**What is needed**
Copy every line from the one containing "Enumerate this screenshot's" through the last line of the records below, both included, and nothing else.

(Dataset records)

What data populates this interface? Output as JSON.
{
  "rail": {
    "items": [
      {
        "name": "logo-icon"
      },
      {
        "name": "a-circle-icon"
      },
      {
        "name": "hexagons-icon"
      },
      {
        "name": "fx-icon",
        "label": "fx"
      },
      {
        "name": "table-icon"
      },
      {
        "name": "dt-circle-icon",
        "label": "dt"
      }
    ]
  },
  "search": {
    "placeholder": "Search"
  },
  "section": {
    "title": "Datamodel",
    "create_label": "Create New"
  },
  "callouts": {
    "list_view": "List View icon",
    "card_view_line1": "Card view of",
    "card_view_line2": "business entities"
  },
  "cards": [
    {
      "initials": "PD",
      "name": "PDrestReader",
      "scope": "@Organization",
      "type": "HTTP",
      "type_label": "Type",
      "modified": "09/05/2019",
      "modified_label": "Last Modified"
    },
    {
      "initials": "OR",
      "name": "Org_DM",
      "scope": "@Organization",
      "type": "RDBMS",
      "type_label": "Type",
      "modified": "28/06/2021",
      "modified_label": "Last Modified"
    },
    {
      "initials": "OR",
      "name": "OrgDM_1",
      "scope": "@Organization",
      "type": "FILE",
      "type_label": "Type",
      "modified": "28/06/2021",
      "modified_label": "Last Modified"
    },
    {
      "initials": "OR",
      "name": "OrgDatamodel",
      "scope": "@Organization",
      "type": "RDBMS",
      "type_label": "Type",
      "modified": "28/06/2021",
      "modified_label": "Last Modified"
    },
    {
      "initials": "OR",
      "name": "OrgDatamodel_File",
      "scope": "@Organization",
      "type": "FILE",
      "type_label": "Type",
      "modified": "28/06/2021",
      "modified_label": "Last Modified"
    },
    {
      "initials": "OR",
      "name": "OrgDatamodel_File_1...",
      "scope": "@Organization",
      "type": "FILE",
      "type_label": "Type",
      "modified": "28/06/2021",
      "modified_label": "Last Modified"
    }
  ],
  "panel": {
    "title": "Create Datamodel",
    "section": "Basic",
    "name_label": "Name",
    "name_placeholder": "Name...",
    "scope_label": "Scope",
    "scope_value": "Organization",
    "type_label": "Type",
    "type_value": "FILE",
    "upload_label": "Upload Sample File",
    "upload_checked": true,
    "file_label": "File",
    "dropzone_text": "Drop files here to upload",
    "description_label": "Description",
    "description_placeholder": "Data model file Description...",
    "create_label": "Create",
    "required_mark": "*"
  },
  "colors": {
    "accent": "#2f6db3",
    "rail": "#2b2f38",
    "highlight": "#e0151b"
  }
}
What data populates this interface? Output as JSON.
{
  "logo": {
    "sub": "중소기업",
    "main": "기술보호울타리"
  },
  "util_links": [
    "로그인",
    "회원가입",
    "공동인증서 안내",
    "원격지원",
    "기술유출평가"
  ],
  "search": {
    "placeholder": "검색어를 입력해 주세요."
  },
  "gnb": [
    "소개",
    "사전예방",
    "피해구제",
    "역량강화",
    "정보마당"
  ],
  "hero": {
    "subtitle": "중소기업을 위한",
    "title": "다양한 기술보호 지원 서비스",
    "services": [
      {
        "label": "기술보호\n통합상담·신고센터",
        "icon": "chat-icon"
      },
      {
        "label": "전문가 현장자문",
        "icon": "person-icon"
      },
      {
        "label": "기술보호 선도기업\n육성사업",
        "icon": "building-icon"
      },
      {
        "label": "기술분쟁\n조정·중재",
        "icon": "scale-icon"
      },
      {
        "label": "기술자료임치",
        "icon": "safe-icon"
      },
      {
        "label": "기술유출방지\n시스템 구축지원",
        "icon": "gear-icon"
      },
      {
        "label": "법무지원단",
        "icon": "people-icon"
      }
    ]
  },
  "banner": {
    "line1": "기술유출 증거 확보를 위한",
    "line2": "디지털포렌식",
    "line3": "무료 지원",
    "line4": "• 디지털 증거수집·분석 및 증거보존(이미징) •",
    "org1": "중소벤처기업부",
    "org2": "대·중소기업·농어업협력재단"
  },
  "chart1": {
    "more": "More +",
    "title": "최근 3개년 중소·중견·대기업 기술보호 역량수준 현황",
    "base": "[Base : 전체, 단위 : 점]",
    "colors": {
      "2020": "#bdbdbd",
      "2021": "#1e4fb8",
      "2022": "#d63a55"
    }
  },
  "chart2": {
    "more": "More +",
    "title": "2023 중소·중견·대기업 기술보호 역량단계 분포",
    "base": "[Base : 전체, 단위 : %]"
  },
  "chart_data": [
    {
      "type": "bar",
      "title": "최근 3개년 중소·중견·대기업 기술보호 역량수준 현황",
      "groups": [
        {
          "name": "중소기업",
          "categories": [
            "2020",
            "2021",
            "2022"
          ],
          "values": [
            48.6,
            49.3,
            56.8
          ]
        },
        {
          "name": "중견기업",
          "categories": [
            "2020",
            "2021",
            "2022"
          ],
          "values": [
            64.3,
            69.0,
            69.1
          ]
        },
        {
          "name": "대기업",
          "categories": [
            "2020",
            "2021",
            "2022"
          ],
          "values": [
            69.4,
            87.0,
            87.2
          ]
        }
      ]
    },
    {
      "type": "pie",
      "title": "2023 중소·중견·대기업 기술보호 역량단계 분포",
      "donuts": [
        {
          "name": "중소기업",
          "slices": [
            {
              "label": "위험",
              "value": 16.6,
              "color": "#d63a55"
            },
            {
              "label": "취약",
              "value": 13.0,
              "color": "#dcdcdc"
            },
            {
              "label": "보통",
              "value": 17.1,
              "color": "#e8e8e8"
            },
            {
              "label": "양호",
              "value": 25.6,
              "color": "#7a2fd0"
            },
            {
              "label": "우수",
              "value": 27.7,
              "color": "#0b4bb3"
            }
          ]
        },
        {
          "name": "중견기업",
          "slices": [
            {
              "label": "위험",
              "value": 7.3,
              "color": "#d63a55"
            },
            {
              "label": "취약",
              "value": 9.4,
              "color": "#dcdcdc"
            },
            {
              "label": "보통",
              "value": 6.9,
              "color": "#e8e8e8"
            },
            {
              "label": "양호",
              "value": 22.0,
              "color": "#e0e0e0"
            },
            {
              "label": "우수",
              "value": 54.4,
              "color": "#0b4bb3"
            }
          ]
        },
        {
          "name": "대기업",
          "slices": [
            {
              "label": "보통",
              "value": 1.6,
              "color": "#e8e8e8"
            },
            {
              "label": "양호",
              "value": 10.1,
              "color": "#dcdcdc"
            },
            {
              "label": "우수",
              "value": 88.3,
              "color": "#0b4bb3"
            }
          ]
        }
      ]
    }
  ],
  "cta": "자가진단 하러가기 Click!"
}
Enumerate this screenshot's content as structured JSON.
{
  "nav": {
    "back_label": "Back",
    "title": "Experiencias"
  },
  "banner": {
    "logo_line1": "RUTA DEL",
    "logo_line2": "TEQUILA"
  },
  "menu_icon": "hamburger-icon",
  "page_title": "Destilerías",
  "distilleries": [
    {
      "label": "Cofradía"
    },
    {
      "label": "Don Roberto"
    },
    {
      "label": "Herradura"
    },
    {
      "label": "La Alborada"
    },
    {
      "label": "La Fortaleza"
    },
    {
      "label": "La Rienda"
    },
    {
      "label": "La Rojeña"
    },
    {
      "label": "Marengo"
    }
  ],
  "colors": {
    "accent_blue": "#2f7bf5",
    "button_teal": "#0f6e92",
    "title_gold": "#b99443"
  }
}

**Answer**
Enumerate this screenshot's content as structured JSON.
{
  "nav": {
    "back_label": "Back",
    "title": "Experiencias"
  },
  "banner": {
    "logo_line1": "RUTA DEL",
    "logo_line2": "TEQUILA"
  },
  "menu_icon": "hamburger-icon",
  "page_title": "Destilerías",
  "distilleries": [
    {
      "label": "Cofradía"
    },
    {
      "label": "Don Roberto"
    },
    {
      "label": "Herradura"
    },
    {
      "label": "La Alborada"
    },
    {
      "label": "La Fortaleza"
    },
    {
      "label": "La Rienda"
    },
    {
      "label": "La Rojeña"
    },
    {
      "label": "Marengo"
    }
  ],
  "colors": {
    "accent_blue": "#2f7bf5",
    "button_teal": "#0f6e92",
    "title_gold": "#b99443"
  }
}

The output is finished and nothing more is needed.